What is required:
Only lines that contain the string "leather" should be returned from the material below.

Dataset entries:
++++

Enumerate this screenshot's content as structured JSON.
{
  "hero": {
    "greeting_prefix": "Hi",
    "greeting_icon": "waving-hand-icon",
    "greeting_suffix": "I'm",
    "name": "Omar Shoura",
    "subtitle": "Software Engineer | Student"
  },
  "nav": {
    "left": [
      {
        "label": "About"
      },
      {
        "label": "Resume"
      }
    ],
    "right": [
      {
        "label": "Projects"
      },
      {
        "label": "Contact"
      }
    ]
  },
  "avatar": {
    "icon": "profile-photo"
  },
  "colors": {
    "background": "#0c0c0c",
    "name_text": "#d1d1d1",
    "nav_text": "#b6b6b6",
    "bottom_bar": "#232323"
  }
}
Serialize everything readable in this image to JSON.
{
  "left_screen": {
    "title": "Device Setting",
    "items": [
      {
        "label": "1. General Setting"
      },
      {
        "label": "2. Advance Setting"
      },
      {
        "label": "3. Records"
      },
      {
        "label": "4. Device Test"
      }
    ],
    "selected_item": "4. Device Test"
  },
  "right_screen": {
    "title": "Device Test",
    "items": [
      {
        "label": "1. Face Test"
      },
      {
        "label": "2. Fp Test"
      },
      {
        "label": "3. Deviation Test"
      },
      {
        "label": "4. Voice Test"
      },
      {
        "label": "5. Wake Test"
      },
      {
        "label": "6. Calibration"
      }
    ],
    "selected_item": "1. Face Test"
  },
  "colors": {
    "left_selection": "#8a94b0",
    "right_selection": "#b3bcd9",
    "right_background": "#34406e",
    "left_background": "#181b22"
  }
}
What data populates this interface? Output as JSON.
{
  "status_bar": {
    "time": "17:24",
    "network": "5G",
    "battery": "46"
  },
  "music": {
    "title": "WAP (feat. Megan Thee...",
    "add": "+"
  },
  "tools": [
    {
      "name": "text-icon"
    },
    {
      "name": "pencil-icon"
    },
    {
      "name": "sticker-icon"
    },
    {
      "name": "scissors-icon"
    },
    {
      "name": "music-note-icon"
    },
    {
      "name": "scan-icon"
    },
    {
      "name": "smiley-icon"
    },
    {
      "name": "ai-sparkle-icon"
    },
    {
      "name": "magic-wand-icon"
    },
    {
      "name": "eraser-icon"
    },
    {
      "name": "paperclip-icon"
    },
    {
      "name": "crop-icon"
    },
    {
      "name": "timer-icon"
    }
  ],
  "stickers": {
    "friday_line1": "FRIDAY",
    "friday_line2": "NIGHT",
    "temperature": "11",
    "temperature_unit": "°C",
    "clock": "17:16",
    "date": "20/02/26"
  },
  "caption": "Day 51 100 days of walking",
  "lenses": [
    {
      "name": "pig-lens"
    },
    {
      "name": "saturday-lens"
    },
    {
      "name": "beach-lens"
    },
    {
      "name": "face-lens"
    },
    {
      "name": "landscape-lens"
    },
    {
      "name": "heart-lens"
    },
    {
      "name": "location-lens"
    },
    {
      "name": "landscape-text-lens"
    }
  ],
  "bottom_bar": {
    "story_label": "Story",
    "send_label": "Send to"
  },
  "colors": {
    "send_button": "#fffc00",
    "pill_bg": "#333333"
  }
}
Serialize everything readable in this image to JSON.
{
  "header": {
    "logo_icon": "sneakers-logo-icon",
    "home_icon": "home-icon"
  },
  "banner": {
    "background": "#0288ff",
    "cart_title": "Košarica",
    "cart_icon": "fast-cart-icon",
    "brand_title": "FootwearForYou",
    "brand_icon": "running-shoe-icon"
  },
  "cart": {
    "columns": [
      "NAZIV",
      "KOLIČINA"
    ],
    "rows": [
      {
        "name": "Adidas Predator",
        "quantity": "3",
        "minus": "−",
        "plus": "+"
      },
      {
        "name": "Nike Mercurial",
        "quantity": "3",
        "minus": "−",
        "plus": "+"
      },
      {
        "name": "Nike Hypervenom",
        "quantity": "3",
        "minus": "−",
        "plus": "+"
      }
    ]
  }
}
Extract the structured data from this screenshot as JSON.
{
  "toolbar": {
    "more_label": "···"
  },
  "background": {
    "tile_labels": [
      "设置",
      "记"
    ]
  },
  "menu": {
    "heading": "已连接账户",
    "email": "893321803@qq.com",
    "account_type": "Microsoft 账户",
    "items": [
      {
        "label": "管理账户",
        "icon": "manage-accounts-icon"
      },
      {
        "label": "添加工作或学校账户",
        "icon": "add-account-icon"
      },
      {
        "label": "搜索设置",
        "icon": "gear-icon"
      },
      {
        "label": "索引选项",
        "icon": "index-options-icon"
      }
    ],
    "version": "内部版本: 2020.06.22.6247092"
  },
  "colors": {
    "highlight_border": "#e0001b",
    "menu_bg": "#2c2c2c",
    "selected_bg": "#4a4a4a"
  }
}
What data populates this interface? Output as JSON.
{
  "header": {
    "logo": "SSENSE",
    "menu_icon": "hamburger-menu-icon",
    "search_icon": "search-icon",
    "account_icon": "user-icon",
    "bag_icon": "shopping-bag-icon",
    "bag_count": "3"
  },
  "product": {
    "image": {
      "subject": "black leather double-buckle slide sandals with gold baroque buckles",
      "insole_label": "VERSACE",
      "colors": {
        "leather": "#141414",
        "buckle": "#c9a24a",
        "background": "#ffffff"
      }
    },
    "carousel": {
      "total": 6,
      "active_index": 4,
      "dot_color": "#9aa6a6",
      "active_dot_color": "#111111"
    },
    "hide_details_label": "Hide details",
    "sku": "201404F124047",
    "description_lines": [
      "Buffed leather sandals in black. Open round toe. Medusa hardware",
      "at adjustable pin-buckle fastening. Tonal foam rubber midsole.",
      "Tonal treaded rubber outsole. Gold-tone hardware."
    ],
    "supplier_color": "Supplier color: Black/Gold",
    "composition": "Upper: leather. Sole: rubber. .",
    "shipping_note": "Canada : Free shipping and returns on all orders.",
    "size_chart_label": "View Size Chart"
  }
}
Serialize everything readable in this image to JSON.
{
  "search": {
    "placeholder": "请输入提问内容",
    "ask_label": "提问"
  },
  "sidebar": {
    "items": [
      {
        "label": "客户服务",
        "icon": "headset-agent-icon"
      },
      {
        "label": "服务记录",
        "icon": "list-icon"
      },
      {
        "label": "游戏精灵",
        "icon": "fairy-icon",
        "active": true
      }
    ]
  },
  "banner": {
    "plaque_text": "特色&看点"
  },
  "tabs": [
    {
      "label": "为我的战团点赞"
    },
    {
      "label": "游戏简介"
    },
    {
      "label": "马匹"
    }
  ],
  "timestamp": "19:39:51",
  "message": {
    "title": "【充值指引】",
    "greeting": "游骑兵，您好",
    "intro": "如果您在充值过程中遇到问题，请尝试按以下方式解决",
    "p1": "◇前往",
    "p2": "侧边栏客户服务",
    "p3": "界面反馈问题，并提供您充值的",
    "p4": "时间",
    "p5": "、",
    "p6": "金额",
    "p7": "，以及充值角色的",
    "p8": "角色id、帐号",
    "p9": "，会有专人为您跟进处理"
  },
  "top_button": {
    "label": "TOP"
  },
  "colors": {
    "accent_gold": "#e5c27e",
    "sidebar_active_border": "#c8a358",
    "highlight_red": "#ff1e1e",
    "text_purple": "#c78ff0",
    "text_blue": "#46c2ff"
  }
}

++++

Result for this task:
      "subject": "black leather double-buckle slide sandals with gold baroque buckles",
        "leather": "#141414",
      "Buffed leather sandals in black. Open round toe. Medusa hardware",
    "composition": "Upper: leather. Sole: rubber. .",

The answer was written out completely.